In the O’Conner letter, the teacher and his pupils genuinely want to know the equation to O’Conner’s short-story, as if there was a hidden mathematical formula that one had to search out like a Soduku or crossword puzzle. It has always struck me that literary analysis treats fiction and poems in this manner, because many of the people who sets themselves apart to be writers do not excel in mathematics or scientific processes. These people are the left-brained, feelings-over-the-concrete, jump-before-you-know-where-you- are- going- to-land type of individuals. I for one despise soduku puzzles. O’Conner is not interested in “abnormal psychology” and “tricks” or else she would have created a riddle. Her literature and a great deal of writing out there is meant to be felt, to be explored and enjoyed more than it is suppose to be outlined and interpreted.
I once heard that education teaches you everything about literature except how to enjoy it. I found this to be true of my experience. I went to a renowned high school in Princeton and was educated by exceptional English teachers, but I remember my freshmen year of high school I went to see the movie Elf with my friends. As they all laughed and enjoyed the film, I sat critiquing how the story was not one of “literary merit” and how the characters were one-dimensional and how the transitions of the story were contrived. I had gained the ability to pull-apart the story line and analyze the writing from all different angles, but had lost the joy to enjoy the writing. Don’t worry, I have since learned how to silence my thesis-driven English thoughts & have enjoyed Elf numerous times on DVD.

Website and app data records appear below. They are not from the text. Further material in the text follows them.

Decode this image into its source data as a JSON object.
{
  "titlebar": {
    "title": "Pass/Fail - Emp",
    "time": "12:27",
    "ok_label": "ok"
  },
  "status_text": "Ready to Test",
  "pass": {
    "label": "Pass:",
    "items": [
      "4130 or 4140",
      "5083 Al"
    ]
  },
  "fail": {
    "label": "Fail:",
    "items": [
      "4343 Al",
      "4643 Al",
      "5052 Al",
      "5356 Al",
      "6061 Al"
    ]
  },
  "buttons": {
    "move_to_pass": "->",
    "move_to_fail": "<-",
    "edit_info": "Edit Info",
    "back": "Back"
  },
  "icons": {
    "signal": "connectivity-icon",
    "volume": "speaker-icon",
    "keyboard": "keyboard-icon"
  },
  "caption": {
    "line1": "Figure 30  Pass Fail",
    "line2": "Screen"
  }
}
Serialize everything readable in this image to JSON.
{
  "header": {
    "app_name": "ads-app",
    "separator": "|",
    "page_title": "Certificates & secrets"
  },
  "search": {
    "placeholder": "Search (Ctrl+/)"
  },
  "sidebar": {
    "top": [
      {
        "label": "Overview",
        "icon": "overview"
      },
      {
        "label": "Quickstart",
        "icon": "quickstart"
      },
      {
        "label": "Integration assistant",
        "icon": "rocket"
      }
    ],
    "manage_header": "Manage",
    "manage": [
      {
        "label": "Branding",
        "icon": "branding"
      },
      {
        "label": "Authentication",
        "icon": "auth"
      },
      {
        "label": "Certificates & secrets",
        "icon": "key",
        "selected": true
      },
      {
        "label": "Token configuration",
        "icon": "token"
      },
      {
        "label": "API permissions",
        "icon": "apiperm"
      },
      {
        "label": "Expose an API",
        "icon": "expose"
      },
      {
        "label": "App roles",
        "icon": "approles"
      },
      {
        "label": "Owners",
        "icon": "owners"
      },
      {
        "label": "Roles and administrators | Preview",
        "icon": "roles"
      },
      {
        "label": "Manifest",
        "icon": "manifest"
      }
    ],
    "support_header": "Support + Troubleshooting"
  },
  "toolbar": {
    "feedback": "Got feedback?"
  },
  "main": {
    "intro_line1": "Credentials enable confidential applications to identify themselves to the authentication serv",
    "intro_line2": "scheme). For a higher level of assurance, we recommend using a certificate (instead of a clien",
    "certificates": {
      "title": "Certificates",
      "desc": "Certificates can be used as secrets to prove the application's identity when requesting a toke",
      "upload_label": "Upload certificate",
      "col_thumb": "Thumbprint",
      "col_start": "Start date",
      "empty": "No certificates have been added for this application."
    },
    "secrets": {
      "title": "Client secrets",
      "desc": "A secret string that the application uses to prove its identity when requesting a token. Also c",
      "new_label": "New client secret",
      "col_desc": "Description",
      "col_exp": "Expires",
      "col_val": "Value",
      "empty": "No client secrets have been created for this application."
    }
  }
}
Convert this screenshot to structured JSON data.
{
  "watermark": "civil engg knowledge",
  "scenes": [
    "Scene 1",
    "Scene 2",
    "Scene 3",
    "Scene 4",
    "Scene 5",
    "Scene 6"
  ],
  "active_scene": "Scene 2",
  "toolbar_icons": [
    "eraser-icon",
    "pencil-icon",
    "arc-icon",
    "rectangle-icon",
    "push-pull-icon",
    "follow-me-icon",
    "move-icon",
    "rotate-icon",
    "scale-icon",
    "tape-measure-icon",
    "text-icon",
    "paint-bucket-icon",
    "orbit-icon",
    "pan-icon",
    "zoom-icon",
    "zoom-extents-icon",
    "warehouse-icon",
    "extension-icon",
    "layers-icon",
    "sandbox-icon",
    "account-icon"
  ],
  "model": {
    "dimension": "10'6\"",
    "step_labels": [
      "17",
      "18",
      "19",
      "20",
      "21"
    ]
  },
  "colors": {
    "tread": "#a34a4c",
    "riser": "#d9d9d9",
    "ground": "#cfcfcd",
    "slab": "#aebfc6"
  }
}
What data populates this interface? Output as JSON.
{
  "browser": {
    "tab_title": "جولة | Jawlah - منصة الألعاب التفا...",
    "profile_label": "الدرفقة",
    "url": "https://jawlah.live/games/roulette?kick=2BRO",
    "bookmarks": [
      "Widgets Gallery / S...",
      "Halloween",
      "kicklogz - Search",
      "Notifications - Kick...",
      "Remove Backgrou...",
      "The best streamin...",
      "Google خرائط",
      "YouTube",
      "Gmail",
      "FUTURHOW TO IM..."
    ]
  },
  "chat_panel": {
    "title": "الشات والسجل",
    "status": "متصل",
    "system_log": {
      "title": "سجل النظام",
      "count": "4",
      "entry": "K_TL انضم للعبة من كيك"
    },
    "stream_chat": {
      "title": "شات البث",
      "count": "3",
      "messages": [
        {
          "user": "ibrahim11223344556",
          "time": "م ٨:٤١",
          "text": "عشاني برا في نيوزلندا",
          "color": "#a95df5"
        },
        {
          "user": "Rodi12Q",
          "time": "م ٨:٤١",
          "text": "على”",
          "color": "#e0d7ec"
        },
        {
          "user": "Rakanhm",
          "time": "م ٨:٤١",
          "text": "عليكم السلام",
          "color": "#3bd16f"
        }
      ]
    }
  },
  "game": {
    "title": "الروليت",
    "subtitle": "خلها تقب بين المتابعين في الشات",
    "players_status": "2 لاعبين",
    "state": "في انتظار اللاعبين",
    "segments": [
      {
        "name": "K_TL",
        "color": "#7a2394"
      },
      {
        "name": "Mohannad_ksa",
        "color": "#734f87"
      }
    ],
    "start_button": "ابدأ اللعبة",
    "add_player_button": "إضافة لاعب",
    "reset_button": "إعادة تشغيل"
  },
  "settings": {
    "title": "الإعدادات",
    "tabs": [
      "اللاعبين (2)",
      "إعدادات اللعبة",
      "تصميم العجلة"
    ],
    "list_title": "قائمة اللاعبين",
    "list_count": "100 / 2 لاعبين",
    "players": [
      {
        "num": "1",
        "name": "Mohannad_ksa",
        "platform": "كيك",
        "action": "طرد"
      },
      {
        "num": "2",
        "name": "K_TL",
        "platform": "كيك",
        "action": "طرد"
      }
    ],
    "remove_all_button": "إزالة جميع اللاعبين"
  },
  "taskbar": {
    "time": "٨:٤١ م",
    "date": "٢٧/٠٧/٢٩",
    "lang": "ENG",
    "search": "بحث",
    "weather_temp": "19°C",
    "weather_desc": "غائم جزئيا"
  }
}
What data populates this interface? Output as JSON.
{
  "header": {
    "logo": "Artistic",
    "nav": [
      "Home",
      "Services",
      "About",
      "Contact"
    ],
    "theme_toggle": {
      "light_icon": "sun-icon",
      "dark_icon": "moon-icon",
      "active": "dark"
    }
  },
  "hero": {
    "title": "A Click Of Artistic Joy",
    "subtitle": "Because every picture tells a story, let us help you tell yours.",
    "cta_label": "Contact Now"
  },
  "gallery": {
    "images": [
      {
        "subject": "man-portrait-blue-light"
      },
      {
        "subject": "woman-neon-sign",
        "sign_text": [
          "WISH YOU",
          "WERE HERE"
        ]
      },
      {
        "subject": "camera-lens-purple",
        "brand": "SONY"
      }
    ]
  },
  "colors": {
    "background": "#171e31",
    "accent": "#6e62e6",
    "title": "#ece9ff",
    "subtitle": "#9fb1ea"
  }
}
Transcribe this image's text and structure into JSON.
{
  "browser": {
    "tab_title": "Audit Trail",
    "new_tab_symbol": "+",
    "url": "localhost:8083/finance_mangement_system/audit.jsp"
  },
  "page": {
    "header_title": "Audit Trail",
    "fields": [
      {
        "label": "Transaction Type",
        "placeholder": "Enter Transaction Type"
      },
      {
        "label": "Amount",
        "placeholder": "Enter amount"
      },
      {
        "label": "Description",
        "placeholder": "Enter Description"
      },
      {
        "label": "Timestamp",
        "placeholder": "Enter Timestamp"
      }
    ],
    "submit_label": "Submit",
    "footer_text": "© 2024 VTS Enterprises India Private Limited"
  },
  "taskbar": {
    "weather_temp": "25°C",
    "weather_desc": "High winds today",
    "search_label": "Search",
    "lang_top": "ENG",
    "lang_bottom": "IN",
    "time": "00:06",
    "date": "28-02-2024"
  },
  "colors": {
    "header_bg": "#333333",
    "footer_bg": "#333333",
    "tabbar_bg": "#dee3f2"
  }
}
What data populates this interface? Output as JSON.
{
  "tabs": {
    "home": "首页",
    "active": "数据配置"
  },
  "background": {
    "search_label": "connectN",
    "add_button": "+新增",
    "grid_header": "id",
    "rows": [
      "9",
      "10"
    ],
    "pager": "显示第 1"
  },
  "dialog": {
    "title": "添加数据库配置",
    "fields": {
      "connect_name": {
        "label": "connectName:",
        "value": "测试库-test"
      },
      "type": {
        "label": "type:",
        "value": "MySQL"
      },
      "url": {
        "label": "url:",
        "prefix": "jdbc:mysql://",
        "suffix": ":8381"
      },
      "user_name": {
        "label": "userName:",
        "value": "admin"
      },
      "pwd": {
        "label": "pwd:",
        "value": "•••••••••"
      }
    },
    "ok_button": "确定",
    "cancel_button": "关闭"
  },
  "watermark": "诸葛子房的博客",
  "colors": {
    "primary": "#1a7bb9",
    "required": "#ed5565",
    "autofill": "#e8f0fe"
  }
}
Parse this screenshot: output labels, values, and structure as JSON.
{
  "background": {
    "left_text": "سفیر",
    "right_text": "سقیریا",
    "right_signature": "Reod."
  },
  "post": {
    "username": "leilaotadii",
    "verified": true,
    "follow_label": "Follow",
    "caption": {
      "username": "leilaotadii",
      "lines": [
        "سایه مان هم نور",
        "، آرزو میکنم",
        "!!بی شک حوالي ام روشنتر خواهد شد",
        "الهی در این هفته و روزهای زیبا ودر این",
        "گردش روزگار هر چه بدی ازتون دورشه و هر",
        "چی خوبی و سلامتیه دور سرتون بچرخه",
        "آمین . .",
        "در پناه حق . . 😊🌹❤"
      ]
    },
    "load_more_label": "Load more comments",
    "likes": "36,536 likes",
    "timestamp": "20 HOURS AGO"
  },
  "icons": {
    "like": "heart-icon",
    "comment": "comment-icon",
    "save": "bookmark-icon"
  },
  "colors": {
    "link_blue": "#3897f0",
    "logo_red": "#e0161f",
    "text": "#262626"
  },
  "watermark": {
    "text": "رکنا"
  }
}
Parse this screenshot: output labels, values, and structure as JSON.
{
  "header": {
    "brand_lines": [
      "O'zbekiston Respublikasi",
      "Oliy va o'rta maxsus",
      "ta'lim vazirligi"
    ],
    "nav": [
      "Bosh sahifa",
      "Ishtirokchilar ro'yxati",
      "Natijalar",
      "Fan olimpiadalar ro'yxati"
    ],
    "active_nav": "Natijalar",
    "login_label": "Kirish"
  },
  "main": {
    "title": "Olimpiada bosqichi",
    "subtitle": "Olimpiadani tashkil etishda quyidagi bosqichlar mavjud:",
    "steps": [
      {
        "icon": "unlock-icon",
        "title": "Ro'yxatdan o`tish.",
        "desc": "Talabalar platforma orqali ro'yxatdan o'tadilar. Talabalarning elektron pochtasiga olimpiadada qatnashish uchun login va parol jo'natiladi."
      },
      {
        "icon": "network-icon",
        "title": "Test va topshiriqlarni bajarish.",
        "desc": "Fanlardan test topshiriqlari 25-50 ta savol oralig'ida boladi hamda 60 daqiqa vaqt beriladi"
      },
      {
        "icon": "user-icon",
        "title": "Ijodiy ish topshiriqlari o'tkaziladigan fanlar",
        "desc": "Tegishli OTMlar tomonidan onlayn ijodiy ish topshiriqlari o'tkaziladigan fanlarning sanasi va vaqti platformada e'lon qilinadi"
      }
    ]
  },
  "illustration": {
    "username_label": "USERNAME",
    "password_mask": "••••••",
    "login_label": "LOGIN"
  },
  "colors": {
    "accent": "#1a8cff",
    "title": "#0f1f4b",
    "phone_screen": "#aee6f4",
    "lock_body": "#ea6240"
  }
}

I remember everyone’s favorite English Teacher at my highschool was named Mr. Campbell. He was a brilliant Oxford educated man but he never took himself too seriously. I remember the discussions we had in his classroom most vividly, because you could tell he immensely enjoyed characters like Holden Caulfield and Don Quixote as if they were alive. I more than once remember him reading a selected passage and chuckling to himself, as if he couldn’t help it. And every Friday’s after we took a vocabulary quiz, we would watch his favorite cartoon to “unwind” from the week. I had three amazing English teachers in high school that greatly improved my writing and gave me the ability to achieve a 5 on my AP Exam, but Mr. Campbell was the only teacher who demonstrated to us how to feel and enjoy books, a gift that one must protect in English courses of all kinds. He warned us over and over again that learning is not a vehicle to puff ourselves up and lord over others, but reading is meant to be enjoyable.
I know from reading WiseBlood in my Southern Lit. Class that O’Conner’s works do make you feel and have a way of haunting you long after the reading. You don’t exactly know the interpretation of the text, but you remember the eery images and the eccentric characters. This is why I loved her letter when she said point blank, “The meaning of a story should go on expanding for the reader the more he thinks about it, but meaning cannot be captured in an interpretation. If teachers are in the habit of approaching a story as if it were a research problem for which any answer is believable so long as it is not obvious, then I think students will never learn to enjoy fiction. Too much interpretation is certainly worse than too little, and where feeling for a story is absent, theory will not supply it”
I completely agree.